> RECORDS SHOWN
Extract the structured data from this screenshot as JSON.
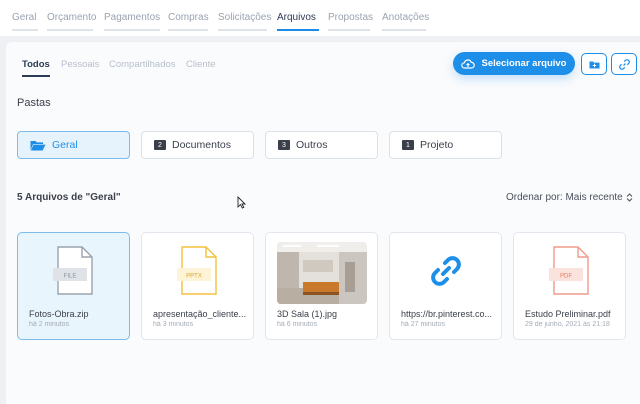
{
  "top_tabs": [
    "Geral",
    "Orçamento",
    "Pagamentos",
    "Compras",
    "Solicitações",
    "Arquivos",
    "Propostas",
    "Anotações"
  ],
  "sub_tabs": [
    "Todos",
    "Pessoais",
    "Compartilhados",
    "Cliente"
  ],
  "upload_button": "Selecionar arquivo",
  "folders_title": "Pastas",
  "folders": [
    {
      "label": "Geral",
      "count": ""
    },
    {
      "label": "Documentos",
      "count": "2"
    },
    {
      "label": "Outros",
      "count": "3"
    },
    {
      "label": "Projeto",
      "count": "1"
    }
  ],
  "files_title": "5 Arquivos de \"Geral\"",
  "sort_label": "Ordenar por: Mais recente",
  "files": [
    {
      "name": "Fotos-Obra.zip",
      "meta": "há 2 minutos",
      "type": "FILE"
    },
    {
      "name": "apresentação_cliente...",
      "meta": "há 3 minutos",
      "type": "PPTX"
    },
    {
      "name": "3D Sala (1).jpg",
      "meta": "há 6 minutos",
      "type": "image"
    },
    {
      "name": "https://br.pinterest.co...",
      "meta": "há 27 minutos",
      "type": "link"
    },
    {
      "name": "Estudo Preliminar.pdf",
      "meta": "29 de junho, 2021 às 21:18",
      "type": "PDF"
    }
  ],
  "colors": {
    "accent": "#1e8fe8",
    "pptx": "#f2c13b",
    "pdf": "#ef9b8b",
    "file": "#9aa3ad"
  }
}
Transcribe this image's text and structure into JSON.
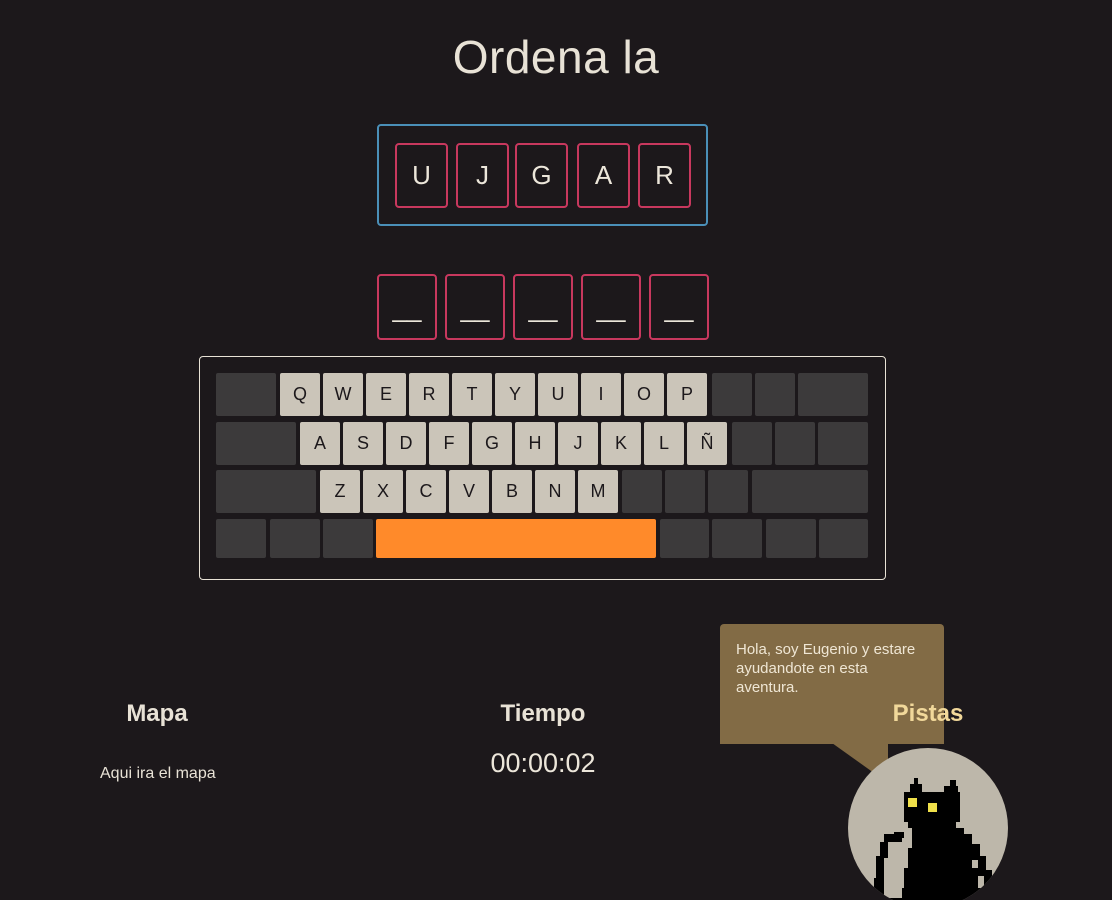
{
  "title": "Ordena la",
  "scrambled_letters": [
    "U",
    "J",
    "G",
    "A",
    "R"
  ],
  "answer_slots": [
    "__",
    "__",
    "__",
    "__",
    "__"
  ],
  "keyboard": {
    "row1": [
      "Q",
      "W",
      "E",
      "R",
      "T",
      "Y",
      "U",
      "I",
      "O",
      "P"
    ],
    "row2": [
      "A",
      "S",
      "D",
      "F",
      "G",
      "H",
      "J",
      "K",
      "L",
      "Ñ"
    ],
    "row3": [
      "Z",
      "X",
      "C",
      "V",
      "B",
      "N",
      "M"
    ],
    "space_color": "#ff8a2a"
  },
  "map": {
    "heading": "Mapa",
    "text": "Aqui ira el mapa"
  },
  "time": {
    "heading": "Tiempo",
    "value": "00:00:02"
  },
  "hints": {
    "heading": "Pistas",
    "bubble_text": "Hola, soy Eugenio y estare ayudandote en esta aventura.",
    "avatar_icon": "pixel-black-cat-icon"
  },
  "colors": {
    "background": "#1c181b",
    "tile_border": "#c8385e",
    "scramble_border": "#4a8fb8",
    "bubble": "#826b45"
  }
}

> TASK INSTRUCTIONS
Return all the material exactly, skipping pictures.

> RESULT BELOW
Extract the structured data from this screenshot as JSON.
{
  "top_tabs": [
    "Geral",
    "Orçamento",
    "Pagamentos",
    "Compras",
    "Solicitações",
    "Arquivos",
    "Propostas",
    "Anotações"
  ],
  "sub_tabs": [
    "Todos",
    "Pessoais",
    "Compartilhados",
    "Cliente"
  ],
  "upload_button": "Selecionar arquivo",
  "folders_title": "Pastas",
  "folders": [
    {
      "label": "Geral",
      "count": ""
    },
    {
      "label": "Documentos",
      "count": "2"
    },
    {
      "label": "Outros",
      "count": "3"
    },
    {
      "label": "Projeto",
      "count": "1"
    }
  ],
  "files_title": "5 Arquivos de \"Geral\"",
  "sort_label": "Ordenar por: Mais recente",
  "files": [
    {
      "name": "Fotos-Obra.zip",
      "meta": "há 2 minutos",
      "type": "FILE"
    },
    {
      "name": "apresentação_cliente...",
      "meta": "há 3 minutos",
      "type": "PPTX"
    },
    {
      "name": "3D Sala (1).jpg",
      "meta": "há 6 minutos",
      "type": "image"
    },
    {
      "name": "https://br.pinterest.co...",
      "meta": "há 27 minutos",
      "type": "link"
    },
    {
      "name": "Estudo Preliminar.pdf",
      "meta": "29 de junho, 2021 às 21:18",
      "type": "PDF"
    }
  ],
  "colors": {
    "accent": "#1e8fe8",
    "pptx": "#f2c13b",
    "pdf": "#ef9b8b",
    "file": "#9aa3ad"
  }
}
Transcribe this image's text and structure into JSON.
{
  "title": "Ordena la",
  "scrambled_letters": [
    "U",
    "J",
    "G",
    "A",
    "R"
  ],
  "answer_slots": [
    "__",
    "__",
    "__",
    "__",
    "__"
  ],
  "keyboard": {
    "row1": [
      "Q",
      "W",
      "E",
      "R",
      "T",
      "Y",
      "U",
      "I",
      "O",
      "P"
    ],
    "row2": [
      "A",
      "S",
      "D",
      "F",
      "G",
      "H",
      "J",
      "K",
      "L",
      "Ñ"
    ],
    "row3": [
      "Z",
      "X",
      "C",
      "V",
      "B",
      "N",
      "M"
    ],
    "space_color": "#ff8a2a"
  },
  "map": {
    "heading": "Mapa",
    "text": "Aqui ira el mapa"
  },
  "time": {
    "heading": "Tiempo",
    "value": "00:00:02"
  },
  "hints": {
    "heading": "Pistas",
    "bubble_text": "Hola, soy Eugenio y estare ayudandote en esta aventura.",
    "avatar_icon": "pixel-black-cat-icon"
  },
  "colors": {
    "background": "#1c181b",
    "tile_border": "#c8385e",
    "scramble_border": "#4a8fb8",
    "bubble": "#826b45"
  }
}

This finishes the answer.